“Collision” cutting, Eisenstein's invention, involves cutting unmatched shots in ways that make them collide, e.g., by changing screen-direction. Screen direction derives from the static composition of the frame (as in the Mein Liebe Herr sequence of Fosse’s Cabaret), from movement of bodies through the frame (as in the Odessa Steps sequence of Eisenstein’s Battleship Potemkin), or from camera movement (as in Hilary Harris’s 9 Variations on a Dance Theme). When screen direction is repeated shot to shot, this creates momentum; sharp reversals in screen direction then create “collision.”
Pseudo-matching action cuts (often used in modern narrative films, such as Ron Mann’sThe Insider, but invented by Pudovkin) leap from one shot (or scene) to another across a kinetic bridge. They work like this: cut from (e.g.) the rising action of a moving leg in one shot to a moving arm, with similar kinetics and screen-position, in the next. We can even cut to another location this way; continuity is broken, but the kinetic bridge maintains the illusion of simultaneity.

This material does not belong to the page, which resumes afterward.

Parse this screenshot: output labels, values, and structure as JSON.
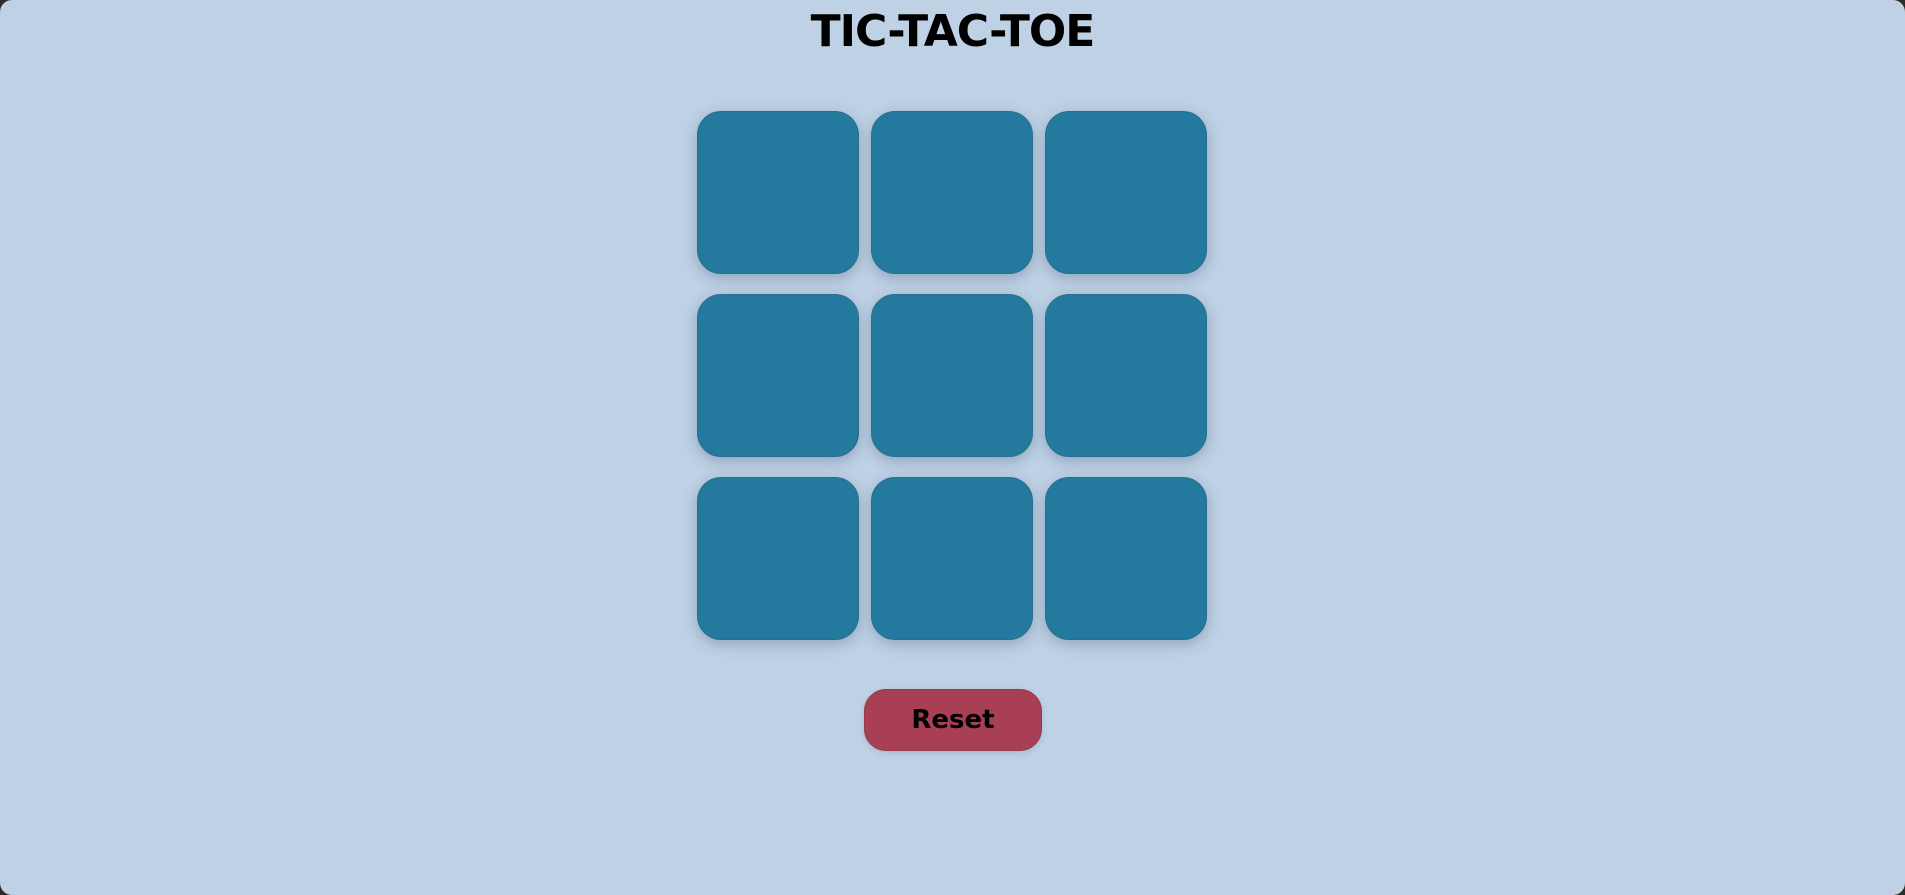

When all these methods are used together, with music, strong graphics, and colour, you get what Eisenstein called “overtonal” montage, or, toward the end of his career, “ecstasy,” referring to the sensation of being flown out of the frame. The dance sequence from the end of Ivan the Terrible - Part II and the sequence that renders the eponymous ballet from The Red Shoes are good examples.
Concerning locations, one very powerful non-stage approach is to move the filming to a location which does not easily lend itself to dance. These locations are not just backdrops but dance partners, because the physical restrictions and freedoms they give the dancers determine the repertoire of available movement, which is different from stage movement. And the solutions the dancers and choreographers invent in response give each location a unique choreography with its own specific kinetic logic. A good location is, then, an elaborate piece of gymnastic equipment which prevents you from using all those moves with French names but frees you to do other things in compensation. Examples of good location work abound, including Lloyd Newson's recent The Cost of Living (with DV8), and John Comisky's Hit and Run.
Some of the virtues of location work can be simulated in a studio. E.g., Fred Astaire’s “Stiff Upper Lip” sequence in Damsel in Distress, which takes place in a simulated amusement park, is full of gymnastic movement invented to fit the physical demands of the set. Interestingly, this is one of the few dance sequences in Astaire’s filmography which employs quick collision cuts and violations of the 180 degree rule. He normally preferred long, full-figure shots, in strict continuity; and many of his dances comprise a single long take.
Other unstageable methods involve manipulating the camera with speed changes or superimposition. The classic superimposition film is Norman McLaren's exquisite Pas de Deux, where he used the optical printer to superimpose many identical duplicates of a shot against itself. Each duplicate lags its neighbour by several frames, throwing the movement into a very tight, multi-voiced canon. Each dancer's limbs leave a trail of visual echoes, layering the movement. The dancers are back-lit against a black background, creating sharp outlines, emphasizing the pure, balanced lines of the choreography